Each year producers have lost several dollars in profit, either by loosing calves or in the expense of treating calves that have diarrhea problems. These problems can be in most cases prevented with good management practices. Calf diarrhea may be caused by bacteria, viral or poor nutrition.
The first 24 to 36 hours is the most critical part in the newborn’s life. The mother must produce colostrum in enough quantity and concentration to help prevent disease in the first few weeks of the newborn’s life.
E. coli or clostridium bacteria mainly cause the cases seen in our clinic. There has, on occasion, been a viral cause, which could be either Rota or Corona viruses. We also know that Vitamin E Selenium deficiency can play a roll in some diarrhea problems.
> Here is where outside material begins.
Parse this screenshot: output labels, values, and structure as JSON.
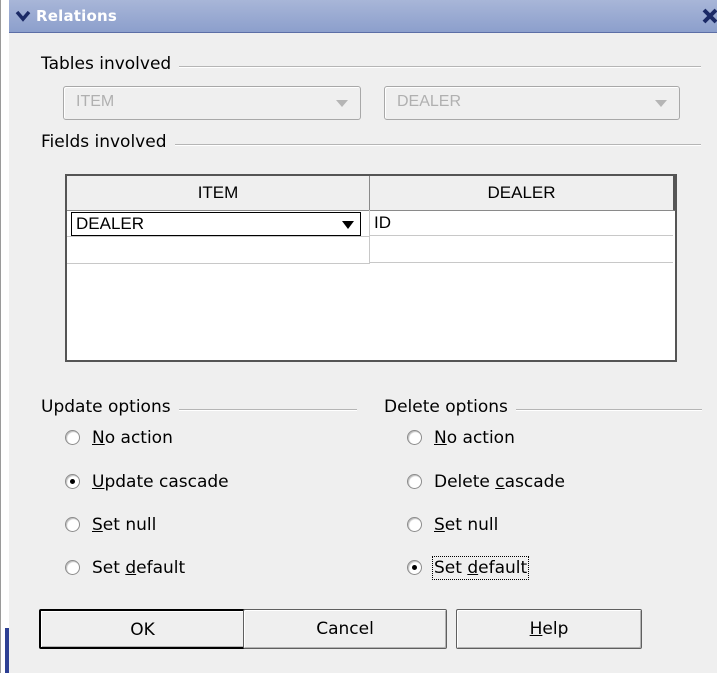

Producers may decrease the amount of calf diarrhea in their herd by using good vaccination program. There are several good, commercial vaccines available today, but most must be used in a timely fashion prior to calving. In our area, producers will use a vaccine, six to eight weeks prior to the first calf being born. This will booster the mother’s antibodies in the colostrum and protect the calf, in its first three to four months of life. Some producers will even give their first immunization to first calf heifers when they turn the bull in, and then rebooster the vaccine in six to eight weeks before calving season starts. This has almost eliminated calf diarrhea in several herds in our area. I also recommend asking about vitamin and mineral supplementation as this to can help booster the immune system for both the mother and the offspring.
A veterinarian can suggest a vaccination program specific to the problems for a particular herd.
Dr. Rusty Waide, DVM, has been the owner of Buffalo Veterinary Clinic for 21 years.